## The data
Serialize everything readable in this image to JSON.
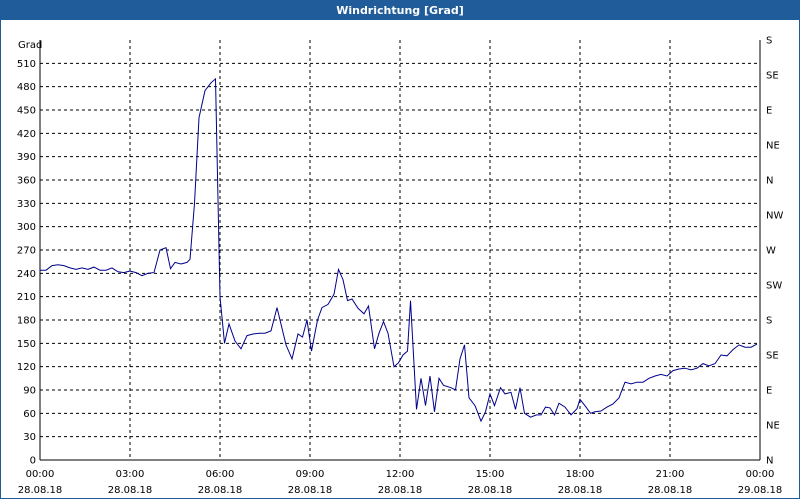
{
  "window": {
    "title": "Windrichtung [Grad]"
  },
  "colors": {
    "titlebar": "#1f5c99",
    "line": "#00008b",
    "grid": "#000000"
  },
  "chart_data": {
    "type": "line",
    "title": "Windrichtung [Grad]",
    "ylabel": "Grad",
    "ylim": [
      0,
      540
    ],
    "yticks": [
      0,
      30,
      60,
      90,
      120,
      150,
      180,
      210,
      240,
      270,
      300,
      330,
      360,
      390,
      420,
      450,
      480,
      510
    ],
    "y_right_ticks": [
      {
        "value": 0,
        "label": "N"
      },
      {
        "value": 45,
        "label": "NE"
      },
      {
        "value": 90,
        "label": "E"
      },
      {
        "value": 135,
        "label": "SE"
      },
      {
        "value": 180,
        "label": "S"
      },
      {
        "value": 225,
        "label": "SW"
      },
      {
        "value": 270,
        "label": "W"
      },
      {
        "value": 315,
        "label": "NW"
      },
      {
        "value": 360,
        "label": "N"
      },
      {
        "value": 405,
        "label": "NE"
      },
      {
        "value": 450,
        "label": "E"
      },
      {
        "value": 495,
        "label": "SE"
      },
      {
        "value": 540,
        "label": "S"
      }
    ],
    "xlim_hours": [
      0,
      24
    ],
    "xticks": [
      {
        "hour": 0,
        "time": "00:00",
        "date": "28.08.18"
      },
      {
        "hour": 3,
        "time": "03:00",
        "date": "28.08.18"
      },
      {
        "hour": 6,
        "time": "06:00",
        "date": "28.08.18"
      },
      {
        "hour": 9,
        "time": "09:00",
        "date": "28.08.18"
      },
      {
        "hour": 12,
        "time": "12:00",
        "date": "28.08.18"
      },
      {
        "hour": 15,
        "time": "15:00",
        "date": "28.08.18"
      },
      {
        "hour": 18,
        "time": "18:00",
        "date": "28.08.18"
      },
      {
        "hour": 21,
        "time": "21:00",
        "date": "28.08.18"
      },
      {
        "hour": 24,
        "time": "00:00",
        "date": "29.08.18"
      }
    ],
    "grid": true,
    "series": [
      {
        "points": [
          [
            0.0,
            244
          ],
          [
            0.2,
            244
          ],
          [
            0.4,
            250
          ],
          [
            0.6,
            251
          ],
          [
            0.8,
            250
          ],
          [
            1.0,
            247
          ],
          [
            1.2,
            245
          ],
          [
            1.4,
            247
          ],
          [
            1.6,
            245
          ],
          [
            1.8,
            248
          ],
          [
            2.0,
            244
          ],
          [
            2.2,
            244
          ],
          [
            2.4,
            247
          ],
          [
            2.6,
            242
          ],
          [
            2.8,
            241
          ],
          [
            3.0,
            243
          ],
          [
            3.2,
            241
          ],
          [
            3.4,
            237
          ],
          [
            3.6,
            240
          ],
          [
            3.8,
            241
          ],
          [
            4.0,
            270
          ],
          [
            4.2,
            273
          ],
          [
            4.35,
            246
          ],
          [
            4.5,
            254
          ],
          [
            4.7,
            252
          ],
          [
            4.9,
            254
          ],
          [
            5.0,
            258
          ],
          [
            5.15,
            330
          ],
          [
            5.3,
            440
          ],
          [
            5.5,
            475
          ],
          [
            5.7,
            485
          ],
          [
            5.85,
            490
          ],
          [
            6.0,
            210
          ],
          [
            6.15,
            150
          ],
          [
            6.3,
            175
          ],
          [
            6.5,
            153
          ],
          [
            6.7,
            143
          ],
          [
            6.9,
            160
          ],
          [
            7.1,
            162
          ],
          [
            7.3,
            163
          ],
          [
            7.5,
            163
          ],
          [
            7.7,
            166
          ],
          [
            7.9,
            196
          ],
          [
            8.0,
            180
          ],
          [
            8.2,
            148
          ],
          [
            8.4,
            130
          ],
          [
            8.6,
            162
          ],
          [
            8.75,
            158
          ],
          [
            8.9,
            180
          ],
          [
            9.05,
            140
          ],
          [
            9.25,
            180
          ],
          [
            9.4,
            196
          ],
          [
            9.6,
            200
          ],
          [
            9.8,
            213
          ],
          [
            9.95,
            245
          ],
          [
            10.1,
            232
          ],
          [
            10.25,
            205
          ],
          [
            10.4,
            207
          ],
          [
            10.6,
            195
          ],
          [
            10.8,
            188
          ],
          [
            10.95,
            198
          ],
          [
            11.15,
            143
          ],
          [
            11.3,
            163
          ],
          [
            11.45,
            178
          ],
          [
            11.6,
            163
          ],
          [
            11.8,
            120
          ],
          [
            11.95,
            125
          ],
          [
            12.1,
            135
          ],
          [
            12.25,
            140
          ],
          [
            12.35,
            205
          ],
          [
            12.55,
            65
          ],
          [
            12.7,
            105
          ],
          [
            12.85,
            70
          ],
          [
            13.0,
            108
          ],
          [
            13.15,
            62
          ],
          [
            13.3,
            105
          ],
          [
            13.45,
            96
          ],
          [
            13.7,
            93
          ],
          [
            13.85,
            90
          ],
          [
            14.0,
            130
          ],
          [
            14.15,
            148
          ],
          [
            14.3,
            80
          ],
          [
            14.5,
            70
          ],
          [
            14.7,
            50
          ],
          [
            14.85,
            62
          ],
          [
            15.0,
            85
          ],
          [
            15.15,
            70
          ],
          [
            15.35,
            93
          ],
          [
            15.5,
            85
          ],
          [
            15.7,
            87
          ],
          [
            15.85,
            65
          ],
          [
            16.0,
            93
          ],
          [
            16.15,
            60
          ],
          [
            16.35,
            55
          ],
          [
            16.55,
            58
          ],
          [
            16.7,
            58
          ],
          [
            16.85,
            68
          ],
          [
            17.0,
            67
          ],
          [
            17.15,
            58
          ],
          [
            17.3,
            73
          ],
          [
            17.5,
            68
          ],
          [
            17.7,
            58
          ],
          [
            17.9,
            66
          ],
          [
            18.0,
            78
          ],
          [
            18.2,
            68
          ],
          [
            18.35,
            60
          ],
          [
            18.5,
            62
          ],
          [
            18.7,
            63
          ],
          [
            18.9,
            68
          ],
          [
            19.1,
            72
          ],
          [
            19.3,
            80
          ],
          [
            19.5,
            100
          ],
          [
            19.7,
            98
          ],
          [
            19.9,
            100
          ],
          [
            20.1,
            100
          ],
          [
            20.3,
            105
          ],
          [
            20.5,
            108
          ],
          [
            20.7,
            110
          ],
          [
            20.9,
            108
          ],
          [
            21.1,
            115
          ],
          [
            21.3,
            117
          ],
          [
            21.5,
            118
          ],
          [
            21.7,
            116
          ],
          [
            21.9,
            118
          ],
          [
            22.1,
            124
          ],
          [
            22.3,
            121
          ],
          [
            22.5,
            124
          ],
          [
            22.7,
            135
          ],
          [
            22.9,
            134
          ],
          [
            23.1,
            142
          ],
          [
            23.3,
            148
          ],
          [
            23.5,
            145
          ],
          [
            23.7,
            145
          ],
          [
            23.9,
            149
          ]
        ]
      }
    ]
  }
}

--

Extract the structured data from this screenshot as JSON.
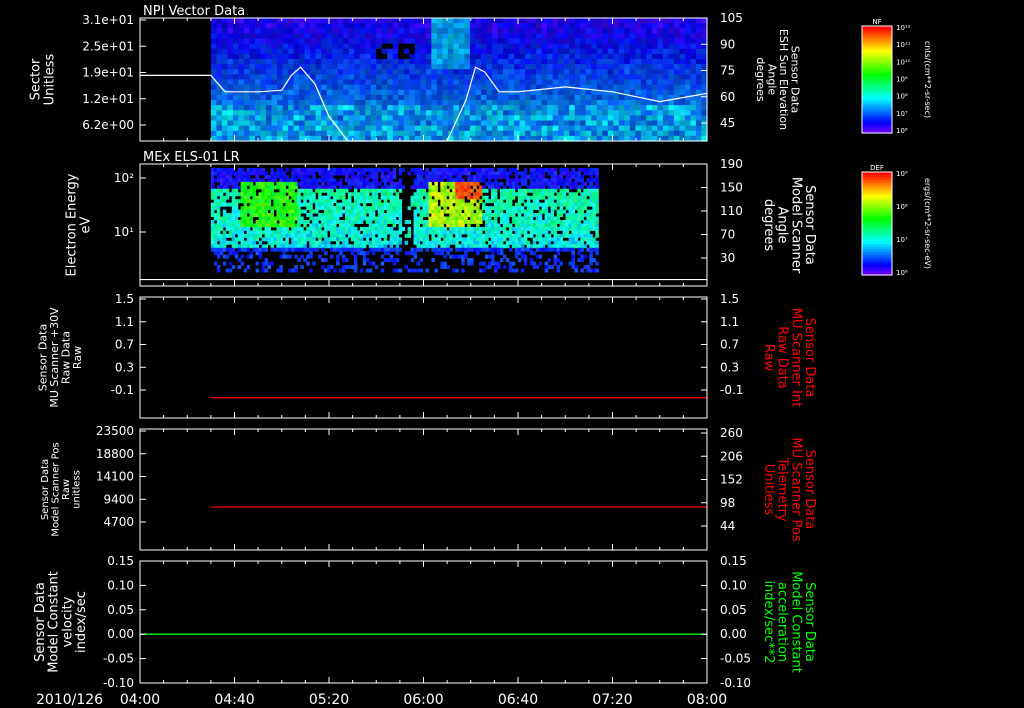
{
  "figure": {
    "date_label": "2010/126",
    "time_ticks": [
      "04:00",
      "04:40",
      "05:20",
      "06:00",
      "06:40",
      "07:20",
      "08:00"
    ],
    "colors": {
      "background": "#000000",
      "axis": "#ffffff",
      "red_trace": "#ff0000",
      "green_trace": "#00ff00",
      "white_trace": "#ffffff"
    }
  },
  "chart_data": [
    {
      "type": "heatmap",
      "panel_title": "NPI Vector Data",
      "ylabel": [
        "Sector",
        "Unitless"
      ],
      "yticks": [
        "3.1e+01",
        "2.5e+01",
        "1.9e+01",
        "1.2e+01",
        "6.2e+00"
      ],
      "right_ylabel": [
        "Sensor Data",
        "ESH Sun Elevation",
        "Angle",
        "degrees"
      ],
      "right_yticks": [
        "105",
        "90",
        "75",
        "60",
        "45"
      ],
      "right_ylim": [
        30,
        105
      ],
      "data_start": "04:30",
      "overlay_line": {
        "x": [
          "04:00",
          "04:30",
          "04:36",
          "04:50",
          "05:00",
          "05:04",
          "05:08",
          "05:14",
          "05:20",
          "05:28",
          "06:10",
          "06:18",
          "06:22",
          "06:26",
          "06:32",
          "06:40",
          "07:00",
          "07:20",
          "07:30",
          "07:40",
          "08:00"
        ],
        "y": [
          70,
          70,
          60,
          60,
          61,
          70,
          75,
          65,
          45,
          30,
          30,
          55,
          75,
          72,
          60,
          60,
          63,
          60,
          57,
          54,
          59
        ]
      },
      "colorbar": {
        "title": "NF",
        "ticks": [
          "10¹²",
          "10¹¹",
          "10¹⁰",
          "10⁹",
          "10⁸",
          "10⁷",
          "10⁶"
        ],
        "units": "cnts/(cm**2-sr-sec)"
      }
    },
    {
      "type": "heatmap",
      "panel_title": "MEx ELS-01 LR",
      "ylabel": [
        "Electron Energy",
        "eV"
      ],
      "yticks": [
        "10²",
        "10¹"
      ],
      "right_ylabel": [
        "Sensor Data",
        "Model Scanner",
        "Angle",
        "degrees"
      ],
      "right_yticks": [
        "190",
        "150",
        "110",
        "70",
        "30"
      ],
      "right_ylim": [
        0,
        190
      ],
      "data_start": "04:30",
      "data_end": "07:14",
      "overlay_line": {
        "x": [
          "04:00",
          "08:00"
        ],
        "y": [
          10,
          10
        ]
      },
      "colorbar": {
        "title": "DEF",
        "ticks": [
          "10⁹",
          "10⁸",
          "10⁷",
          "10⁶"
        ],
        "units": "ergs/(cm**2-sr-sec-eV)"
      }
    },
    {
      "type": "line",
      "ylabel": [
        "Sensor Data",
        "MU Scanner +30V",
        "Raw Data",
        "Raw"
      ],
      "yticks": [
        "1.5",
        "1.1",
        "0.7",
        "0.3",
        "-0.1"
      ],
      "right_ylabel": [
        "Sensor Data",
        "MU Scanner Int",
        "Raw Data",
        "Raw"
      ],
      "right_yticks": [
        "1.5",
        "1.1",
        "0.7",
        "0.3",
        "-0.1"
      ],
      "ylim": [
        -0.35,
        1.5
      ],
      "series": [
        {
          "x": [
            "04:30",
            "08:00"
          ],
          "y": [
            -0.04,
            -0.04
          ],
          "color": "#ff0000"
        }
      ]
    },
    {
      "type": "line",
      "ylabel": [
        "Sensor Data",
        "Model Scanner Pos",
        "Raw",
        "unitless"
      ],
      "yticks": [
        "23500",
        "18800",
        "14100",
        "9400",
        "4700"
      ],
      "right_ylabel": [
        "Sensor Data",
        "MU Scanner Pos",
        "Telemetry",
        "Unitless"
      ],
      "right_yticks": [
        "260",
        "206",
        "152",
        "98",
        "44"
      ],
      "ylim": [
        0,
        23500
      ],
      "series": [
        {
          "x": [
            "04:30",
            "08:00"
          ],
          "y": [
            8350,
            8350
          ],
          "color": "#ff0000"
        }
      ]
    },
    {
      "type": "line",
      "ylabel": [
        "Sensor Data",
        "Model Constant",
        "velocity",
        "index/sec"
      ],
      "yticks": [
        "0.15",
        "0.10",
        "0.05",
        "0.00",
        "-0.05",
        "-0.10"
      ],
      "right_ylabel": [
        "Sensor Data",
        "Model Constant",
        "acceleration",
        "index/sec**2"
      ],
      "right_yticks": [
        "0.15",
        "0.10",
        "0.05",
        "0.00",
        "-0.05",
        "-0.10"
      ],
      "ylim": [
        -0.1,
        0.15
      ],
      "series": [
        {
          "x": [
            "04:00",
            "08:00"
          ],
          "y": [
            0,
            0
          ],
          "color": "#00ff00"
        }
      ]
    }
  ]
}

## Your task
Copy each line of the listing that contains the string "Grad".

## Exercise solution
    "title": "Windrichtung [Grad]"
    "title": "Windrichtung [Grad]",
    "ylabel": "Grad",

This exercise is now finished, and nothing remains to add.